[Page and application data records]
=== Begin Enclosure ===

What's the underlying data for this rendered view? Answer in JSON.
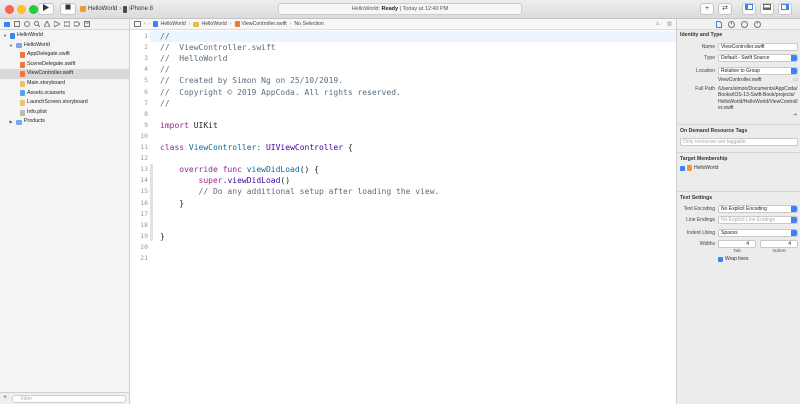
{
  "toolbar": {
    "scheme_target": "HelloWorld",
    "scheme_device": "iPhone 8",
    "status_project": "HelloWorld:",
    "status_state": "Ready",
    "status_time": "| Today at 12:40 PM"
  },
  "jumpbar": {
    "crumbs": [
      "HelloWorld",
      "HelloWorld",
      "ViewController.swift",
      "No Selection"
    ]
  },
  "navigator": {
    "items": [
      {
        "label": "HelloWorld",
        "level": 0,
        "type": "project"
      },
      {
        "label": "HelloWorld",
        "level": 1,
        "type": "folder"
      },
      {
        "label": "AppDelegate.swift",
        "level": 2,
        "type": "swift"
      },
      {
        "label": "SceneDelegate.swift",
        "level": 2,
        "type": "swift"
      },
      {
        "label": "ViewController.swift",
        "level": 2,
        "type": "swift",
        "selected": true
      },
      {
        "label": "Main.storyboard",
        "level": 2,
        "type": "storyboard"
      },
      {
        "label": "Assets.xcassets",
        "level": 2,
        "type": "assets"
      },
      {
        "label": "LaunchScreen.storyboard",
        "level": 2,
        "type": "storyboard"
      },
      {
        "label": "Info.plist",
        "level": 2,
        "type": "plist"
      },
      {
        "label": "Products",
        "level": 1,
        "type": "folder"
      }
    ],
    "filter_placeholder": "Filter"
  },
  "editor": {
    "line_numbers": [
      "1",
      "2",
      "3",
      "4",
      "5",
      "6",
      "7",
      "8",
      "9",
      "10",
      "11",
      "12",
      "13",
      "14",
      "15",
      "16",
      "17",
      "18",
      "19",
      "20",
      "21"
    ],
    "lines": [
      "//",
      "//  ViewController.swift",
      "//  HelloWorld",
      "//",
      "//  Created by Simon Ng on 25/10/2019.",
      "//  Copyright © 2019 AppCoda. All rights reserved.",
      "//",
      "",
      "import UIKit",
      "",
      "class ViewController: UIViewController {",
      "",
      "    override func viewDidLoad() {",
      "        super.viewDidLoad()",
      "        // Do any additional setup after loading the view.",
      "    }",
      "",
      "",
      "}",
      "",
      ""
    ],
    "tokens": {
      "import_kw": "import",
      "import_name": " UIKit",
      "class_kw": "class",
      "class_name": " ViewController: ",
      "class_super": "UIViewController",
      "class_brace": " {",
      "indent4": "    ",
      "indent8": "        ",
      "override_kw": "override",
      "func_kw": " func",
      "func_name": " viewDidLoad",
      "func_tail": "() {",
      "super_kw": "super",
      "super_call": ".viewDidLoad",
      "super_tail": "()",
      "comment_setup": "// Do any additional setup after loading the view.",
      "close_brace4": "    }",
      "close_brace": "}"
    }
  },
  "inspector": {
    "identity_title": "Identity and Type",
    "name_label": "Name",
    "name_value": "ViewController.swift",
    "type_label": "Type",
    "type_value": "Default - Swift Source",
    "location_label": "Location",
    "location_value": "Relative to Group",
    "location_file": "ViewController.swift",
    "fullpath_label": "Full Path",
    "fullpath_value": "/Users/simon/Documents/AppCoda/Books/iOS-13-Swift-Book/projects/HelloWorld/HelloWorld/ViewController.swift",
    "odr_title": "On Demand Resource Tags",
    "odr_placeholder": "Only resources are taggable",
    "target_title": "Target Membership",
    "target_name": "HelloWorld",
    "text_title": "Text Settings",
    "encoding_label": "Text Encoding",
    "encoding_value": "No Explicit Encoding",
    "line_endings_label": "Line Endings",
    "line_endings_value": "No Explicit Line Endings",
    "indent_label": "Indent Using",
    "indent_value": "Spaces",
    "widths_label": "Widths",
    "tab_value": "4",
    "indent_width_value": "4",
    "tab_caption": "Tab",
    "indent_caption": "Indent",
    "wrap_label": "Wrap lines"
  }
}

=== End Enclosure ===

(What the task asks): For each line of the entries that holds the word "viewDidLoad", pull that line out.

(Worked solution):
      "    override func viewDidLoad() {",
      "        super.viewDidLoad()",
      "func_name": " viewDidLoad",
      "super_call": ".viewDidLoad",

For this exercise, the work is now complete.